[[ Records, beginning ]]

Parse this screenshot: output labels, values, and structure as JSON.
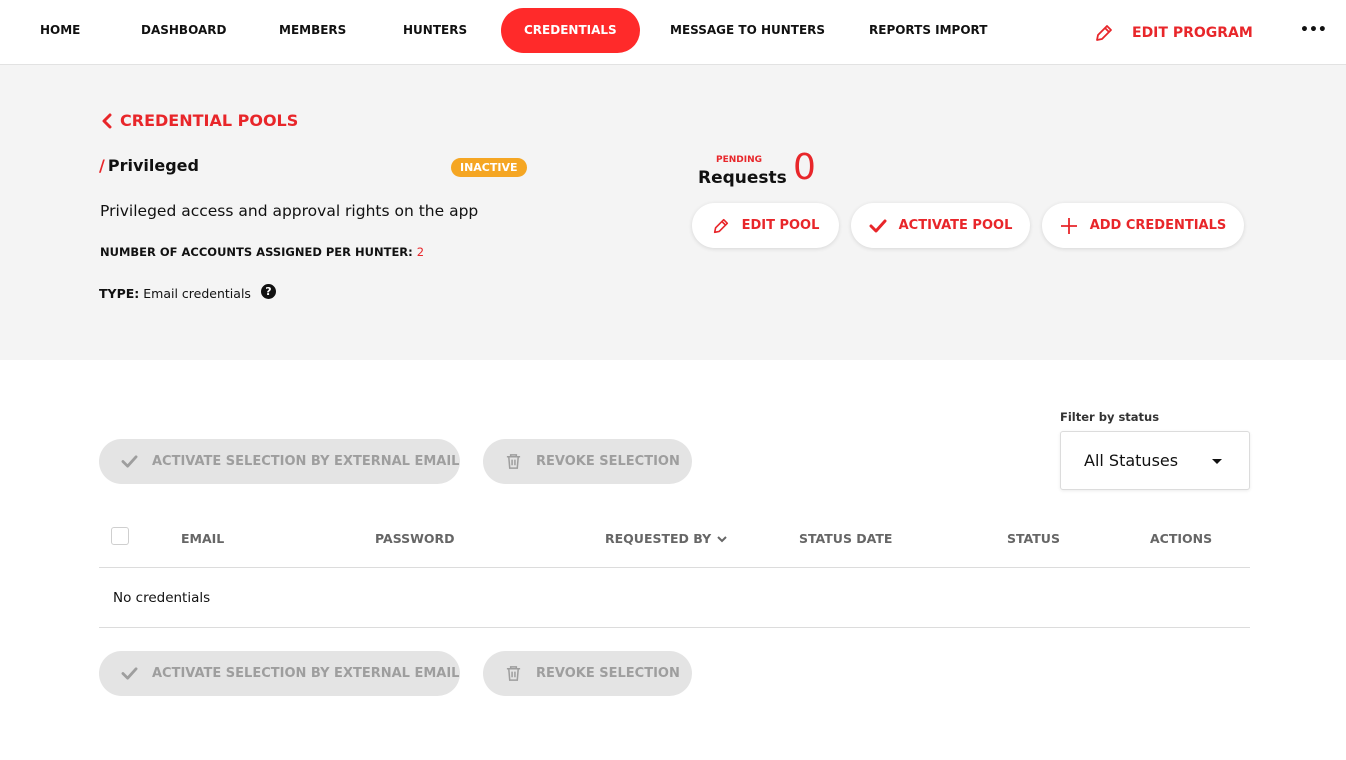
{
  "nav": {
    "items": [
      {
        "label": "HOME"
      },
      {
        "label": "DASHBOARD"
      },
      {
        "label": "MEMBERS"
      },
      {
        "label": "HUNTERS"
      },
      {
        "label": "CREDENTIALS",
        "active": true
      },
      {
        "label": "MESSAGE TO HUNTERS"
      },
      {
        "label": "REPORTS IMPORT"
      }
    ],
    "edit_program_label": "EDIT PROGRAM",
    "more_label": "•••"
  },
  "pool": {
    "back_label": "CREDENTIAL POOLS",
    "slash": "/",
    "name": "Privileged",
    "status": "INACTIVE",
    "description": "Privileged access and approval rights on the app",
    "accounts_label": "NUMBER OF ACCOUNTS ASSIGNED PER HUNTER:",
    "accounts_value": "2",
    "type_label": "TYPE:",
    "type_value": "Email credentials",
    "help_glyph": "?"
  },
  "requests": {
    "pending_label": "PENDING",
    "label": "Requests",
    "count": "0"
  },
  "actions": {
    "edit_pool": "EDIT POOL",
    "activate_pool": "ACTIVATE POOL",
    "add_credentials": "ADD CREDENTIALS"
  },
  "filter": {
    "label": "Filter by status",
    "value": "All Statuses"
  },
  "bulk": {
    "activate_label": "ACTIVATE SELECTION BY EXTERNAL EMAIL",
    "revoke_label": "REVOKE SELECTION"
  },
  "table": {
    "columns": [
      "EMAIL",
      "PASSWORD",
      "REQUESTED BY",
      "STATUS DATE",
      "STATUS",
      "ACTIONS"
    ],
    "empty_text": "No credentials"
  },
  "colors": {
    "accent": "#e8262a",
    "nav_active": "#ff2a2a",
    "badge_inactive": "#f5a623",
    "panel_bg": "#f4f4f4",
    "disabled_btn": "#e4e4e4"
  },
  "icons": [
    "pencil-icon",
    "chevron-left-icon",
    "help-circle-icon",
    "check-icon",
    "plus-icon",
    "trash-icon",
    "caret-down-icon",
    "chevron-down-icon",
    "more-dots-icon"
  ]
}
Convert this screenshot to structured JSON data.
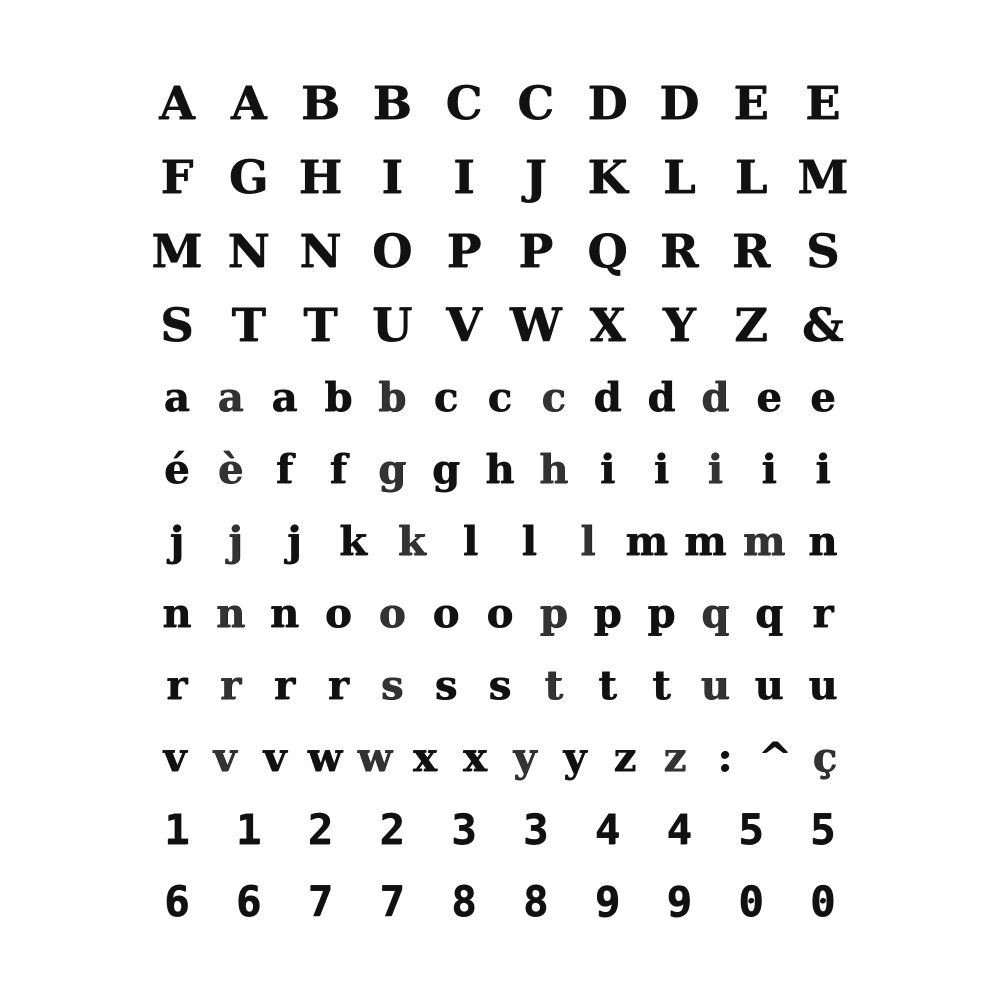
{
  "sheet": {
    "rows": [
      {
        "kind": "upper",
        "glyphs": [
          "A",
          "A",
          "B",
          "B",
          "C",
          "C",
          "D",
          "D",
          "E",
          "E"
        ]
      },
      {
        "kind": "upper",
        "glyphs": [
          "F",
          "G",
          "H",
          "I",
          "I",
          "J",
          "K",
          "L",
          "L",
          "M"
        ]
      },
      {
        "kind": "upper",
        "glyphs": [
          "M",
          "N",
          "N",
          "O",
          "P",
          "P",
          "Q",
          "R",
          "R",
          "S"
        ]
      },
      {
        "kind": "upper",
        "glyphs": [
          "S",
          "T",
          "T",
          "U",
          "V",
          "W",
          "X",
          "Y",
          "Z",
          "&"
        ]
      },
      {
        "kind": "lower",
        "glyphs": [
          "a",
          "a",
          "a",
          "b",
          "b",
          "c",
          "c",
          "c",
          "d",
          "d",
          "d",
          "e",
          "e"
        ]
      },
      {
        "kind": "lower",
        "glyphs": [
          "é",
          "è",
          "f",
          "f",
          "g",
          "g",
          "h",
          "h",
          "i",
          "i",
          "i",
          "i",
          "i"
        ]
      },
      {
        "kind": "lower",
        "glyphs": [
          "j",
          "j",
          "j",
          "k",
          "k",
          "l",
          "l",
          "l",
          "m",
          "m",
          "m",
          "n"
        ]
      },
      {
        "kind": "lower",
        "glyphs": [
          "n",
          "n",
          "n",
          "o",
          "o",
          "o",
          "o",
          "p",
          "p",
          "p",
          "q",
          "q",
          "r"
        ]
      },
      {
        "kind": "lower",
        "glyphs": [
          "r",
          "r",
          "r",
          "r",
          "s",
          "s",
          "s",
          "t",
          "t",
          "t",
          "u",
          "u",
          "u"
        ]
      },
      {
        "kind": "lower",
        "glyphs": [
          "v",
          "v",
          "v",
          "w",
          "w",
          "x",
          "x",
          "y",
          "y",
          "z",
          "z",
          ":",
          "^",
          "ç"
        ]
      },
      {
        "kind": "digit",
        "glyphs": [
          "1",
          "1",
          "2",
          "2",
          "3",
          "3",
          "4",
          "4",
          "5",
          "5"
        ]
      },
      {
        "kind": "digit",
        "glyphs": [
          "6",
          "6",
          "7",
          "7",
          "8",
          "8",
          "9",
          "9",
          "0",
          "0"
        ]
      }
    ]
  }
}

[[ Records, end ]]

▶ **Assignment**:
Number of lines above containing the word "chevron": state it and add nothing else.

▶ **Answer box**:
2